Which brings us to the second and final point of today’s message. The first was that it is the first privilege and responsibility of every follower of Jesus Christ to live in hope because we know how our stories end. Our second privilege and responsibility is this: to use our lives, our words, and our actions to give that same hope to others.
Through Pastor Steve Goodier, I recently learned of this true story from author Sherman Rogers. During his college years, Rogers spent a summer in an Idaho logging camp. When the superintendent had to leave for a few days, this nineteen year old college student was put in charge. He worried that the men wouldn’t take his orders. The superintendent said if that happened, he should fire them.

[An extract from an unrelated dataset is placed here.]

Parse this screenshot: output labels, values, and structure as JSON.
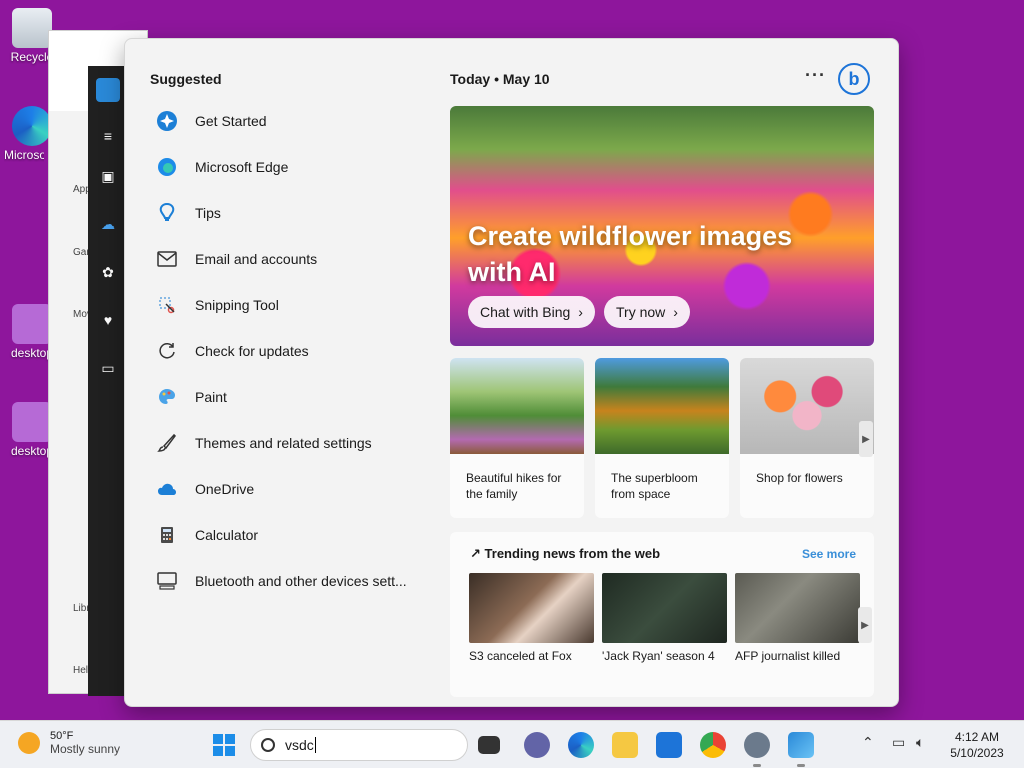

But then, as if reading Rogers’ mind, he said not to be too hasty in firing the one guy nobody liked. This one person had the lousiest attitude in the camp. He was an Italian immigrant named Tony. The superintendent conceded that Tony was a grumpy grouch who was negative and surly. But, the superintendent said, “Tony is the most reliable worker I’ve ever had...he comes in first and leaves last. There has not been an accident for eight years on the hill where he works.”
When Rogers took over the next day, he approached Tony and revealed that it had been his intention to fire him the first chance he got. But now, he said, he wasn’t going to do it. He then told Tony what the superintendent had said about Tony's work ethic and reliability. Tony dropped his shovel and tears streamed down his face. “Why he no tell me dat eight years ago?” That day Tony worked harder than he ever had and actually had a smile on his face.
Years later, Rogers ran into Tony in California, where he had become a great success in the mining business. Rogers asked him how it happened. “If it not be for the one minute you talk to me back in Idaho, I keel somebody someday. One minute, she change my whole life.”
Ezekiel found that one minute spent sharing the God we know through Jesus Christ can bring people new lives.
Please, this week, take some minutes to call your friends.
Tell them about our upcoming Forty Days of Purpose campiagn of spiritual renewal here at Friendship.
Invite them to participate.
Help them know the God Who, through us, can speak His Word of love and hope to people and make those who feel like dead, dry bones alive again.
Tell them to come join us as we all get to better know the God Who, through Jesus, has given us reason to hope because in Him, we know how the story is going to end!